Entries from a dataset of interfaces:
****************************************

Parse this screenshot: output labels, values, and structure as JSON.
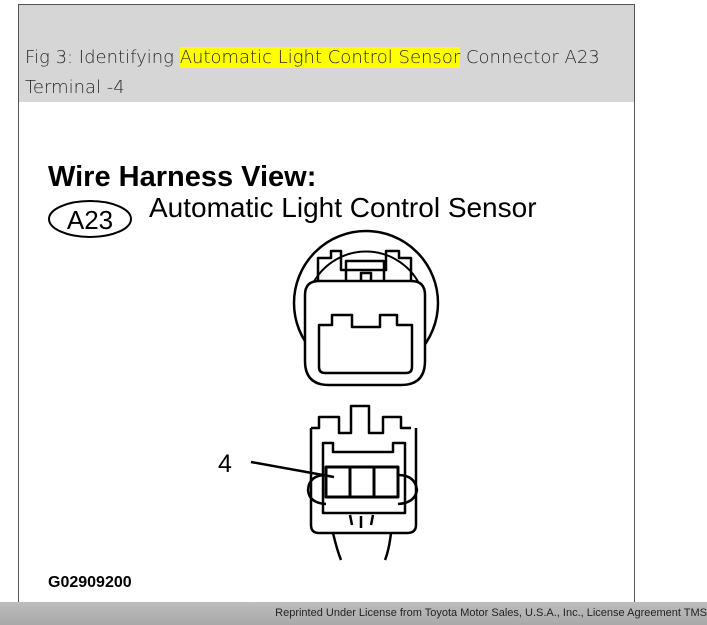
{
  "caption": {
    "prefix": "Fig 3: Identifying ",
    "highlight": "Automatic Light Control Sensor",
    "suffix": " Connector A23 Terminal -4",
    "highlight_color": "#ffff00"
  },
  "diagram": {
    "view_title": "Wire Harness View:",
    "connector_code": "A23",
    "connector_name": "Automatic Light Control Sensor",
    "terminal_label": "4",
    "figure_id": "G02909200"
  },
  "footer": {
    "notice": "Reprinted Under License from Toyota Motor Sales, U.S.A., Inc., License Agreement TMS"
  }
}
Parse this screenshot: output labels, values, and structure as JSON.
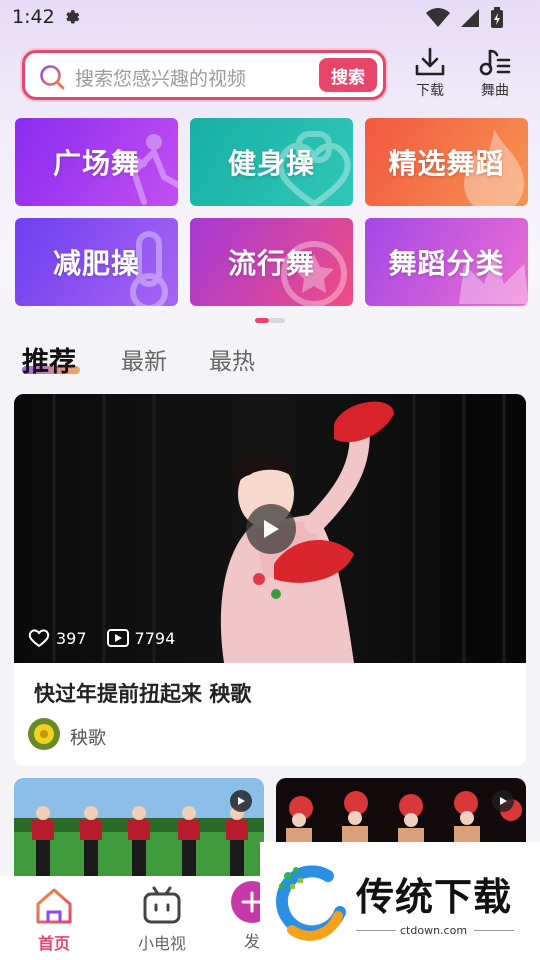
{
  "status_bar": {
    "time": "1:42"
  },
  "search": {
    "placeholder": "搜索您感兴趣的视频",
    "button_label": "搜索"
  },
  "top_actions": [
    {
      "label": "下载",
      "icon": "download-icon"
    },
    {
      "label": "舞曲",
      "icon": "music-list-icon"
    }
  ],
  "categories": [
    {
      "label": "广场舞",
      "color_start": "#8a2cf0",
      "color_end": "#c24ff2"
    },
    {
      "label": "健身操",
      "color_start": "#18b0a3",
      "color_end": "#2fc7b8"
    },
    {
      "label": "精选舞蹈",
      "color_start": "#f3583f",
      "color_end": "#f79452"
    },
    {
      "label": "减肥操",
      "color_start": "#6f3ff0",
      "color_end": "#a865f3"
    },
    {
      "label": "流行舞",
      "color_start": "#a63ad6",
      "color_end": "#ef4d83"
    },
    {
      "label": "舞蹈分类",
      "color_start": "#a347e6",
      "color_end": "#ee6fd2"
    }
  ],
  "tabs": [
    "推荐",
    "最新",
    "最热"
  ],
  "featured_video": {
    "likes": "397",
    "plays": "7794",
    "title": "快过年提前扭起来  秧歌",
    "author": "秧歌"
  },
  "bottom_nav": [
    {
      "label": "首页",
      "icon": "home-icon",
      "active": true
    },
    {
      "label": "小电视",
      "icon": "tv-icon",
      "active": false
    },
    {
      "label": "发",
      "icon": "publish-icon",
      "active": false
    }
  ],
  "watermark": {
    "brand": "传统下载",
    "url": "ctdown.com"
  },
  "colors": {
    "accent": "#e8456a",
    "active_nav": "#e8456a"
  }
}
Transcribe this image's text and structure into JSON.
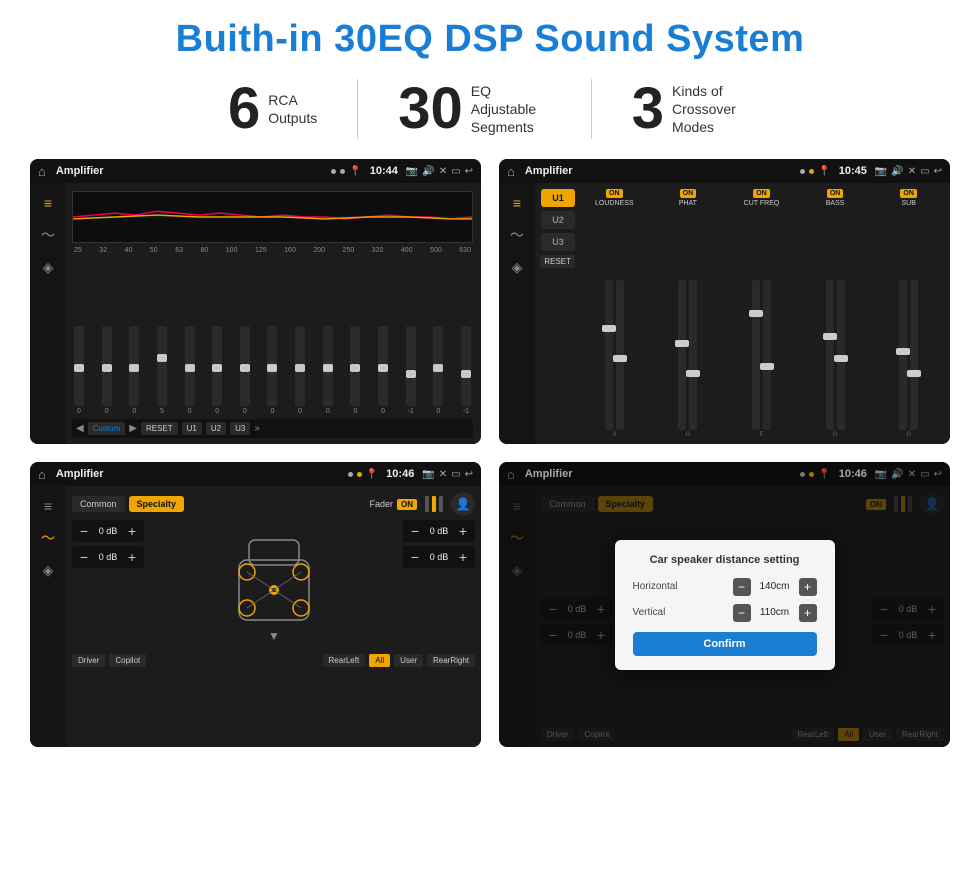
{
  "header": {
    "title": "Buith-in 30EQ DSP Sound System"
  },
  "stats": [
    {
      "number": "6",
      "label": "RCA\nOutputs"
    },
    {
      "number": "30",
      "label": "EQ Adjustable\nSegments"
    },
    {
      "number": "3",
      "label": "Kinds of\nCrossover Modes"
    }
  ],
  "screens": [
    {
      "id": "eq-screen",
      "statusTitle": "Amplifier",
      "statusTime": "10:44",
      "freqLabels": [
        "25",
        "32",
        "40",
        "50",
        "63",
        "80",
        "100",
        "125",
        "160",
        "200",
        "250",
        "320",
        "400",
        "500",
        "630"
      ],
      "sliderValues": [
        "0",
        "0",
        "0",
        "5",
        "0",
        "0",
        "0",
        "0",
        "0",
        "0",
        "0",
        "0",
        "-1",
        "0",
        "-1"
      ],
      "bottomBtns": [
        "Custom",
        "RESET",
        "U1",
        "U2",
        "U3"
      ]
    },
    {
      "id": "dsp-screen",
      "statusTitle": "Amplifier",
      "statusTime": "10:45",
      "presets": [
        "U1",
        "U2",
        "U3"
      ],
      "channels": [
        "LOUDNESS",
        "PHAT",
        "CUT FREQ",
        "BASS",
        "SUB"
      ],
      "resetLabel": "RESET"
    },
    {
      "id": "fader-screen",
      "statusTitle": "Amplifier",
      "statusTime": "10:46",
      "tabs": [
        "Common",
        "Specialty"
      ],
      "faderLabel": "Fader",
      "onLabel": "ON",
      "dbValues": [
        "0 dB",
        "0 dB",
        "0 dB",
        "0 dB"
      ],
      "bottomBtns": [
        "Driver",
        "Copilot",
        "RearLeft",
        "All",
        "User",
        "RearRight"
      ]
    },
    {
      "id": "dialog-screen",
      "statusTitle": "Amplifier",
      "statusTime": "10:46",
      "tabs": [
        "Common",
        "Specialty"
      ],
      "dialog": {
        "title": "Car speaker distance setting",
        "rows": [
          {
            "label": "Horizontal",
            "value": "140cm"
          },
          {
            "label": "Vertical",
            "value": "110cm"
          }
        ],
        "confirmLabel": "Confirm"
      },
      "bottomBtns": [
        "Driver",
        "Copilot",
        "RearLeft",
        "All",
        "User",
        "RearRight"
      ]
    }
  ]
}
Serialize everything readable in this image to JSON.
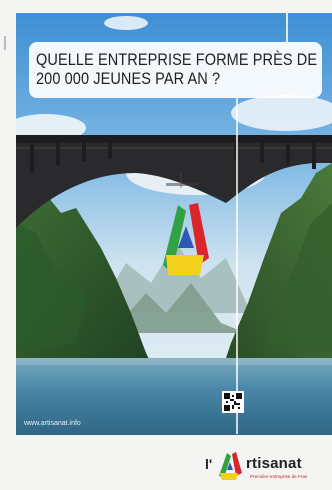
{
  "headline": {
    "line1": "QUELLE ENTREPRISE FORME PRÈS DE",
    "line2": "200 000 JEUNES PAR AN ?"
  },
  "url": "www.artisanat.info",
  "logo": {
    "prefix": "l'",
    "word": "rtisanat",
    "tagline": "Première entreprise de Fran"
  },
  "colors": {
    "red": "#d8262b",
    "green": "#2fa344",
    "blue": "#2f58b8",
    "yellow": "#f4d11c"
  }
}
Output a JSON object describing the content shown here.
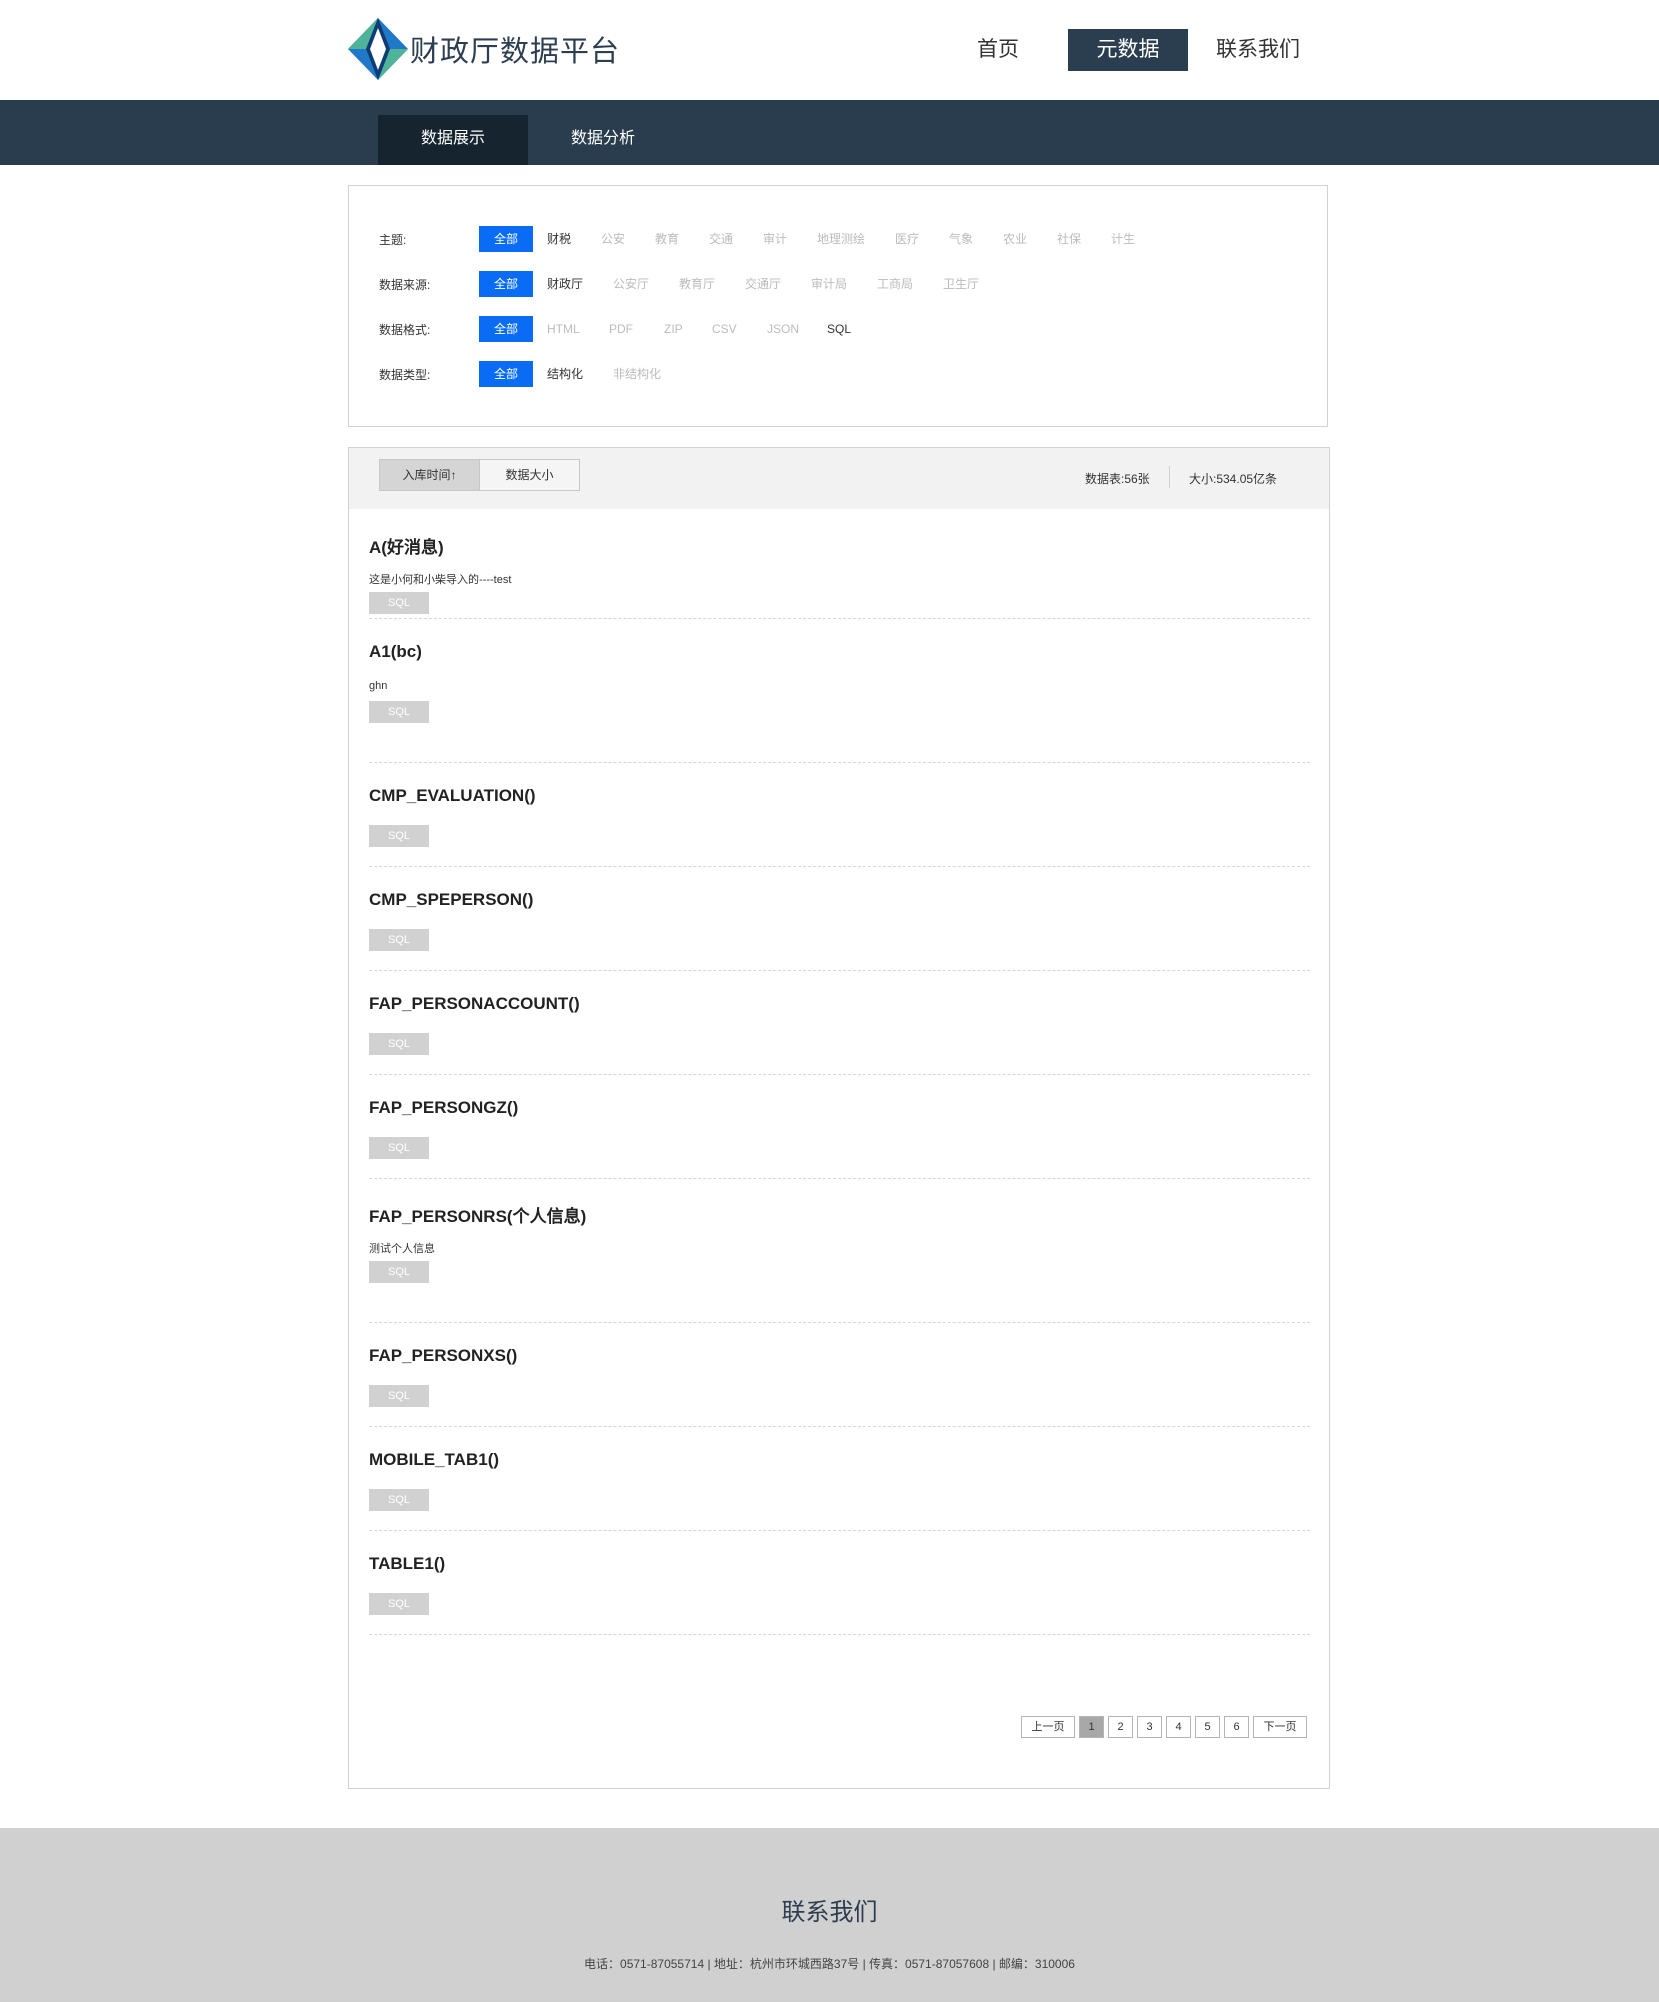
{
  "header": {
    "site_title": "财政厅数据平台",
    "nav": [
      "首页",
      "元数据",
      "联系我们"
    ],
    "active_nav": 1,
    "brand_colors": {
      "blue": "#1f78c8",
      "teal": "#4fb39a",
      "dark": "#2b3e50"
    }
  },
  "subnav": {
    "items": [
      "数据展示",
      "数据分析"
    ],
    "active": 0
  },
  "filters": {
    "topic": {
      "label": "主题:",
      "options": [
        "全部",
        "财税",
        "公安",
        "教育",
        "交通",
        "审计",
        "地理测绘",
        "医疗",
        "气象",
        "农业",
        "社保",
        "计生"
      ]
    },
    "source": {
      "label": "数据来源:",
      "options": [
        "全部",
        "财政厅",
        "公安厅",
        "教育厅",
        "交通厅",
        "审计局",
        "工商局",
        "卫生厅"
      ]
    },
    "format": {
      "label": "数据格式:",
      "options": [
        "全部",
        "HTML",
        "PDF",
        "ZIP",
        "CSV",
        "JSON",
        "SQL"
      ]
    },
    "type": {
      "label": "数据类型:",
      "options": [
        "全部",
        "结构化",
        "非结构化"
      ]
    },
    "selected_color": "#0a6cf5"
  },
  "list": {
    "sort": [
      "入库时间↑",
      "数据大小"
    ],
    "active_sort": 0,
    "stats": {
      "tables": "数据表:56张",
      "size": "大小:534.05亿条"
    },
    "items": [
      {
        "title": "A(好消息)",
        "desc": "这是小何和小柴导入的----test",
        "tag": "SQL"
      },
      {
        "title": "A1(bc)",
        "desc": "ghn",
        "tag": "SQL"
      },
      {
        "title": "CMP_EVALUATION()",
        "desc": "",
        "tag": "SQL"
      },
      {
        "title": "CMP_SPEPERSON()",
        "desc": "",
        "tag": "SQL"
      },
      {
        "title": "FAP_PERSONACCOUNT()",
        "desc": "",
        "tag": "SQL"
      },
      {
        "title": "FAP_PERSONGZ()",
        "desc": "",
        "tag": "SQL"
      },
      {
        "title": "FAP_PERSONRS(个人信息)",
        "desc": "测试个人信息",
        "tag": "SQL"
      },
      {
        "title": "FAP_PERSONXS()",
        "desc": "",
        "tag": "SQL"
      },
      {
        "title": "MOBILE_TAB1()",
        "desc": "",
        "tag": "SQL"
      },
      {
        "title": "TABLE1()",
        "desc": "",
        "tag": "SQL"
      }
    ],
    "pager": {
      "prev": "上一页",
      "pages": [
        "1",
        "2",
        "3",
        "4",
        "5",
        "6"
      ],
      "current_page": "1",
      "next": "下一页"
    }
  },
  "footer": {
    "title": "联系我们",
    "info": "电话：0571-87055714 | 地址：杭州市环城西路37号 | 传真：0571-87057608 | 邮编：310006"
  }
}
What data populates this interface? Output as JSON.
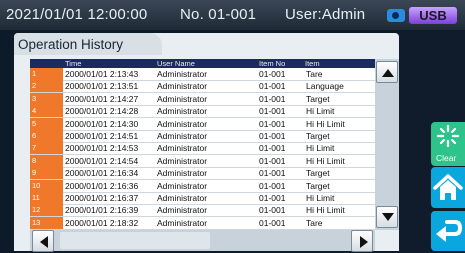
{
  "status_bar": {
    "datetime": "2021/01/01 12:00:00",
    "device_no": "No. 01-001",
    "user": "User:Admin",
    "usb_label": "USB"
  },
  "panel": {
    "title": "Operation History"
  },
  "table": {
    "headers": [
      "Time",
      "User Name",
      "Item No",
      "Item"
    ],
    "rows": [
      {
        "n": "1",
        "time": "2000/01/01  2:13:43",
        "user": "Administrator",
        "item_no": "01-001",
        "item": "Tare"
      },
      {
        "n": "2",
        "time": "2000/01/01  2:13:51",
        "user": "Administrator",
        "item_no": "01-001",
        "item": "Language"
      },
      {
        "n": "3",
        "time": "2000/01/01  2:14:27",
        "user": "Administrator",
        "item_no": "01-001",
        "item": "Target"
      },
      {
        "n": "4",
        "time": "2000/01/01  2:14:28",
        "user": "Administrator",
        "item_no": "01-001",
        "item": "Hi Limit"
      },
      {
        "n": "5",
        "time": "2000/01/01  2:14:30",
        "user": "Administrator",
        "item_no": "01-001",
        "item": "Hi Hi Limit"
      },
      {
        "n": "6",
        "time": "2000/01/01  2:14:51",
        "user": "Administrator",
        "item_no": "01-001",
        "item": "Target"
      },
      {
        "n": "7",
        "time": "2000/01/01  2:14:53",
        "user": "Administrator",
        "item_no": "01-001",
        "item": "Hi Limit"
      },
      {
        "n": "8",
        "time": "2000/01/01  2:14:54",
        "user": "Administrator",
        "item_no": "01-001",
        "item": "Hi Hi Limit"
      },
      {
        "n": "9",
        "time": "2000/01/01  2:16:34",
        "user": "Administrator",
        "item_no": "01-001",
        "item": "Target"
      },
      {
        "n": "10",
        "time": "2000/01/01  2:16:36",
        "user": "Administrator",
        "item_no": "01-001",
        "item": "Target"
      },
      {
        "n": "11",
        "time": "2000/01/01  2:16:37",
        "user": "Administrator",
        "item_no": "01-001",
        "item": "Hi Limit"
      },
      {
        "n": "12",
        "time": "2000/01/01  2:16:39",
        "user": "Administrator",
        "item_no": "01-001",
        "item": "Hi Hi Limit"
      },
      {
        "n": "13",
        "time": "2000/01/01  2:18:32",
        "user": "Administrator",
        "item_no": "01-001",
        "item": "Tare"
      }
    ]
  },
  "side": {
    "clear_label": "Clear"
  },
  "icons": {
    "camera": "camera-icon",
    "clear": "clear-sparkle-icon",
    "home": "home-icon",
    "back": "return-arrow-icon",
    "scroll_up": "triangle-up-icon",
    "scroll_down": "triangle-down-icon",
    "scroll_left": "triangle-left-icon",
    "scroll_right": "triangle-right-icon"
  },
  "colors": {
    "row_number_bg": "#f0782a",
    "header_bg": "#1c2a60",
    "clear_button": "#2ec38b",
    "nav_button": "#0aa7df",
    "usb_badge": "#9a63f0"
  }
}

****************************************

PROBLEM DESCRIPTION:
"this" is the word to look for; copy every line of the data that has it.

RESULT BELOW:
Parse this screenshot: output labels, values, and structure as JSON.
Parse this screenshot: output labels, values, and structure as JSON.
Transcribe this image's text and structure into JSON.
Serialize everything readable in this image to JSON.
What data populates this interface? Output as JSON.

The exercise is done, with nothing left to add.